According to him, almost everything is shocking in the places where he has been in Ukraine. For example, the extent of destruction just around Izjum, where some villages were practically razed to the ground. “But what scares me the most is that there are a lot of things that we don't know and that relate to the forcible deportation of children,” says Pojman. According to some testimonies, children in the occupied territories were threatened that if they did not come to school tomorrow with new textbooks and learn according to the new curriculum, they would be transferred to Russia and there they would be given new parents. Which in some cases actually happened. “What is happening there with those children is difficult to say. According to some information, some of them are abused in the sex industry. Anyway, we don't know where the children are, and it is only possible to get some information about it through systematic work in the field, which I think that it is not taking place and, above all, there are not enough people to deal with it,” he adds.

As Pojman adds, as a criminologist, in addition to the purely formal collection of evidence, he is also interested in “the sources of deviant behavior of the Russian occupation forces”. “We are faced with the fact that the behavior of those occupying armies is outside our thinking about what is good and evil. Even when it comes to sexual violence. And how they behave with each other within the Russian army, which is made up of different nationalities ,” he says.
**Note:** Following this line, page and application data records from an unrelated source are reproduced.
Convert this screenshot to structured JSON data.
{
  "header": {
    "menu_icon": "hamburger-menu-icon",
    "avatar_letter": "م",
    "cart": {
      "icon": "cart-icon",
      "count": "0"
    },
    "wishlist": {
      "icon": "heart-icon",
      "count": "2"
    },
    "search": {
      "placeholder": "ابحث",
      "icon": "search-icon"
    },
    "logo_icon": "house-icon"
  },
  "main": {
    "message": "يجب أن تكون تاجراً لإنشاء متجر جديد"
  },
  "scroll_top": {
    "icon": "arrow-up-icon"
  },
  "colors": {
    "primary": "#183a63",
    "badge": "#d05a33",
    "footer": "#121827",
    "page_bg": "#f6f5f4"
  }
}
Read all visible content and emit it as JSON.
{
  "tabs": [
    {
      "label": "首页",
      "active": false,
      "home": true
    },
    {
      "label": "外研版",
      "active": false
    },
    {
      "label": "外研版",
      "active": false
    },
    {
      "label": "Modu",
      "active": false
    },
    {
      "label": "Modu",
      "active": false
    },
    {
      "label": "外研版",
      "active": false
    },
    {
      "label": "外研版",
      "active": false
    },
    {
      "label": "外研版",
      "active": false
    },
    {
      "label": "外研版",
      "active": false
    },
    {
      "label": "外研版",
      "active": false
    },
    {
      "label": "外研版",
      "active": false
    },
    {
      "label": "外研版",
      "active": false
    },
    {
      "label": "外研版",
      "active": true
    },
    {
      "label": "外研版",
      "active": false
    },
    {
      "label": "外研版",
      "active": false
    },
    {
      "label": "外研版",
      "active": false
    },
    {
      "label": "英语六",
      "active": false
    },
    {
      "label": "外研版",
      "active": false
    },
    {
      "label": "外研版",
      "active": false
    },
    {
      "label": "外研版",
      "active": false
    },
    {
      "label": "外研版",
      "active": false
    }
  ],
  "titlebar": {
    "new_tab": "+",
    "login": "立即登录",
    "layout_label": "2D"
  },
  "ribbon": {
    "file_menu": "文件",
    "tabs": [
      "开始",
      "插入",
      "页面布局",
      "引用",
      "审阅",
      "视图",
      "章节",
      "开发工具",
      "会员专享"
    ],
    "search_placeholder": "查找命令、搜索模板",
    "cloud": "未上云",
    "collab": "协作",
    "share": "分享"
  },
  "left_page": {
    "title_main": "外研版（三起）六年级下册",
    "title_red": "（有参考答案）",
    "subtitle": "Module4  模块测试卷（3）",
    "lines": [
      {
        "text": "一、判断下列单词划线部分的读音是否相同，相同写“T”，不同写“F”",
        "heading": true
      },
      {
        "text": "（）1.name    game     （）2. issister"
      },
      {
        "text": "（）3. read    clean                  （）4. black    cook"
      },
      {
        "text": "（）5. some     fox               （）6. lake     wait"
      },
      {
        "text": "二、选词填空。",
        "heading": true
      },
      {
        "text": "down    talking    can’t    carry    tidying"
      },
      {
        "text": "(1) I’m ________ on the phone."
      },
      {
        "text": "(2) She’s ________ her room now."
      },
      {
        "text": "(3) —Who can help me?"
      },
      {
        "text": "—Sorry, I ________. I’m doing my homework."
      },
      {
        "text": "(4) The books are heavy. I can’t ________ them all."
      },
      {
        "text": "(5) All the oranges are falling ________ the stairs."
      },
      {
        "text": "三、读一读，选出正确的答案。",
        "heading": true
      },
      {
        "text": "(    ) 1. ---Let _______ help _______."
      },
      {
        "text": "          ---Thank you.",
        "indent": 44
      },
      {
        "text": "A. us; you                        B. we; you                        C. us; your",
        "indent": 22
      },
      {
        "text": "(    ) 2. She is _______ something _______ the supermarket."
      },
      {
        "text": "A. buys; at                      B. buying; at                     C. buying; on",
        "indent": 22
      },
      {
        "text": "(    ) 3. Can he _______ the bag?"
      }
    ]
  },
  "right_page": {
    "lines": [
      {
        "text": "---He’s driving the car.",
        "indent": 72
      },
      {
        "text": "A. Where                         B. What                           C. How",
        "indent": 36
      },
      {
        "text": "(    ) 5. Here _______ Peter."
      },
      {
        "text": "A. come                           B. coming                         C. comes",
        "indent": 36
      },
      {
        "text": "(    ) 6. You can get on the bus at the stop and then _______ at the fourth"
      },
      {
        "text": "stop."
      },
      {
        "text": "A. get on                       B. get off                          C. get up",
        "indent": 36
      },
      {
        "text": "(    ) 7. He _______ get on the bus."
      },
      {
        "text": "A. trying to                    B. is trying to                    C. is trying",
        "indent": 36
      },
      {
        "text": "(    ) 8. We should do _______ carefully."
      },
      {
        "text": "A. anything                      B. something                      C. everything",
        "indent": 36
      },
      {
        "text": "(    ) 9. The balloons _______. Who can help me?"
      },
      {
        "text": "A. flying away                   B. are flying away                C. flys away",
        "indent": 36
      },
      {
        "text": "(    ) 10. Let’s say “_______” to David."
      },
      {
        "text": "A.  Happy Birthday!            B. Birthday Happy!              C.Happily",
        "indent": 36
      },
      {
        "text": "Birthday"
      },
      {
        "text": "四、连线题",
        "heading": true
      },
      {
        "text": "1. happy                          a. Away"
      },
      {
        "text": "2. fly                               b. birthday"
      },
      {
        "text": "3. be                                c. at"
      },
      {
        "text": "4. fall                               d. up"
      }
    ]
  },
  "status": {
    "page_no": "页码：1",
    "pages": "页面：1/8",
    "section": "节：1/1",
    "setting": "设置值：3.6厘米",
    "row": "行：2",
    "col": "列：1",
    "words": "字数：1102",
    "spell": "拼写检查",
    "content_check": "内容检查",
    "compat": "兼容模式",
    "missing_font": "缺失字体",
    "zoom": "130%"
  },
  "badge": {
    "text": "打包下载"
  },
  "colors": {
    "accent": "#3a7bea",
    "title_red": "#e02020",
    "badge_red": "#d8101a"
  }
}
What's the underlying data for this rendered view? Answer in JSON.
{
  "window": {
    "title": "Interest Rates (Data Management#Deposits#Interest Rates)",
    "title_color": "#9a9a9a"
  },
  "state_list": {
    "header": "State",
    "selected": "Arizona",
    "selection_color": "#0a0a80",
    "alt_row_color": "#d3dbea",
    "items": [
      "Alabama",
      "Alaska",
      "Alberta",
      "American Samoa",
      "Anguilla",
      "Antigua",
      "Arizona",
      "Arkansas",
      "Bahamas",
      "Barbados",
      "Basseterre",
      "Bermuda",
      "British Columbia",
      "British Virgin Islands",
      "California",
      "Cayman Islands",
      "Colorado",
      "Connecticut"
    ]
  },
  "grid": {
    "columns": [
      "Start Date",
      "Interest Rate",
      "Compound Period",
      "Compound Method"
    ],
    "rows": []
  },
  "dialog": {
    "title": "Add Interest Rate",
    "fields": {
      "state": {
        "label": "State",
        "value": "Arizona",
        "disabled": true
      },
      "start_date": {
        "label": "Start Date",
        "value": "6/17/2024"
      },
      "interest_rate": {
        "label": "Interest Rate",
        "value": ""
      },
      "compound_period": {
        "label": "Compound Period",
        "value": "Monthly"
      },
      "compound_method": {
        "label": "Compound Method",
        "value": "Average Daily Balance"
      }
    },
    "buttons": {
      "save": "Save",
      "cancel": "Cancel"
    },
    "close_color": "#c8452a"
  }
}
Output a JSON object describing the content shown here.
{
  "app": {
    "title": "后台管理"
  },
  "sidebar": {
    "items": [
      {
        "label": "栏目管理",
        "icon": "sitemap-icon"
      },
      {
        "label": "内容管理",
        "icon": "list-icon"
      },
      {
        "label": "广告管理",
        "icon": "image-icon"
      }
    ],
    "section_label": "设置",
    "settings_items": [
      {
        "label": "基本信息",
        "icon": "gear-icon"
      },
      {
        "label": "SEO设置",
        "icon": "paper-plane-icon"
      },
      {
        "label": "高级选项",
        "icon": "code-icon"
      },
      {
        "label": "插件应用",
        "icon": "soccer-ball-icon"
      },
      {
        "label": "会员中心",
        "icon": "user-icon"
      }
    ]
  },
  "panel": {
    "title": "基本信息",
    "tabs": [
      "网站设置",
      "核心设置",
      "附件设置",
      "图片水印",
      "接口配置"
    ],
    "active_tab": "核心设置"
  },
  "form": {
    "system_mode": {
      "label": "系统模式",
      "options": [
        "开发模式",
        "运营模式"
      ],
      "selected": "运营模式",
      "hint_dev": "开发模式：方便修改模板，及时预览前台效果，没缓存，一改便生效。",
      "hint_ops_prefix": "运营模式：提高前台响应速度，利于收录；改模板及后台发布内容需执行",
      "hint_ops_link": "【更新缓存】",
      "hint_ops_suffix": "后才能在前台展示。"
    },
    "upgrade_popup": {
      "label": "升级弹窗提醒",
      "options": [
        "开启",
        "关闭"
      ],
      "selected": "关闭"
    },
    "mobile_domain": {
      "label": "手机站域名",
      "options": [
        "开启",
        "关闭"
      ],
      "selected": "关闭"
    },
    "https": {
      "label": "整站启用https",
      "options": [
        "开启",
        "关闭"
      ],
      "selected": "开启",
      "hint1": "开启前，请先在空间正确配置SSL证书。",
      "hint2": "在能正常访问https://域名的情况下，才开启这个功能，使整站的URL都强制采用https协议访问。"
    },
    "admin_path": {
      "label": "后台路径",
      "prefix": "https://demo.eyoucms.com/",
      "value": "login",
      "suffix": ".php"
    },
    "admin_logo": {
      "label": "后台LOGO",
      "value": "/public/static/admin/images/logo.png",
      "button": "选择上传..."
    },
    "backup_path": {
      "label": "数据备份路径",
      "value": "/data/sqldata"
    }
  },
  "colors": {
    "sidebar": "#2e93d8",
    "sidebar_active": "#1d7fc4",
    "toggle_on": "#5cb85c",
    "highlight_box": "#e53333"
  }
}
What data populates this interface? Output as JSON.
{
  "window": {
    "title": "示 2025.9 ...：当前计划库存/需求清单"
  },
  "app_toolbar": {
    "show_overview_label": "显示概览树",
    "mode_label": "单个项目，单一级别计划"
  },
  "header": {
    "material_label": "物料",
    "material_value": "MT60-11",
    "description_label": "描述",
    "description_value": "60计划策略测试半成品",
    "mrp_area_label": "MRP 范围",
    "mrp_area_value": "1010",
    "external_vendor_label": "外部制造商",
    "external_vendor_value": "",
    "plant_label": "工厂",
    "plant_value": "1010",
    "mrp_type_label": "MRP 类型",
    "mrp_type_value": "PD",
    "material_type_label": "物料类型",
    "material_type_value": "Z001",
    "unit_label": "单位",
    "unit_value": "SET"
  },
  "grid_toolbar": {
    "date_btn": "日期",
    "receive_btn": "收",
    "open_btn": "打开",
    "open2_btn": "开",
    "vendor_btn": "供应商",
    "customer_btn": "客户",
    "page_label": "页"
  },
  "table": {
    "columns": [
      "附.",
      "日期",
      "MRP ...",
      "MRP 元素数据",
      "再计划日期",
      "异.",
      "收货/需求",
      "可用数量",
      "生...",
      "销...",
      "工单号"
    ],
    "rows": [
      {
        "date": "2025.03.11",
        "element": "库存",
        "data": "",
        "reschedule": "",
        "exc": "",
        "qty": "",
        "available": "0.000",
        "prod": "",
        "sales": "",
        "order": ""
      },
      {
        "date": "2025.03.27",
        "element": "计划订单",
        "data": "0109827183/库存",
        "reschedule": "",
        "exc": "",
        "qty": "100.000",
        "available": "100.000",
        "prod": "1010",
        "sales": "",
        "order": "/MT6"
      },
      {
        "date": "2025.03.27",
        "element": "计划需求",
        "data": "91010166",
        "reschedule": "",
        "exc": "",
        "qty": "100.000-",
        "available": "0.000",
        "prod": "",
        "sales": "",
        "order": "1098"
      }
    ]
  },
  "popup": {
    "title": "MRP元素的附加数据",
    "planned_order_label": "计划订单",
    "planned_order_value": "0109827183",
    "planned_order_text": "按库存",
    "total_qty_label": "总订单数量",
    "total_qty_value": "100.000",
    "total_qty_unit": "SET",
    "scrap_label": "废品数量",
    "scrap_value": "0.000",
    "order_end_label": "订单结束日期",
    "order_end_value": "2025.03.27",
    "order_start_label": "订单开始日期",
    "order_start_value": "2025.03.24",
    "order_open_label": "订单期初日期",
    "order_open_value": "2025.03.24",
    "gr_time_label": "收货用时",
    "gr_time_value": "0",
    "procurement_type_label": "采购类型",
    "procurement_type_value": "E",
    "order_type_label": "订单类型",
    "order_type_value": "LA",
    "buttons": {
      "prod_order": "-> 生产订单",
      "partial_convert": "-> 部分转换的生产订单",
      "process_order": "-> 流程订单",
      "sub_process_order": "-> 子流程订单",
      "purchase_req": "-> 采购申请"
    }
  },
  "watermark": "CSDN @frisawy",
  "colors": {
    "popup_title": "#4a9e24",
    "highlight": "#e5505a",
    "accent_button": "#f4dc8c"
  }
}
His organization Team4Ukraine has been operating in Ukraine since 2014. While he mainly focuses on monitoring war crimes, the main activity of the entire team is now the import of humanitarian aid to the war-torn country. “We used to transport a lot of bulletproof vests and uniforms. Now we are mainly concentrating on the delivery of ambulances and field ambulances for the evacuation of wounded soldiers from the front line,” he explains. As he adds, for example, they recently received two armored trucks from the Czech National Bank, which will also be used to evacuate severely injured soldiers. At the same time, the ambulances do not go to Ukraine empty, but are full of medical equipment and material thanks to the contributions of donors. One of the ambulances recently arrived in Kherson, for example, to a hospital where everything was destroyed or stolen by the Russian army.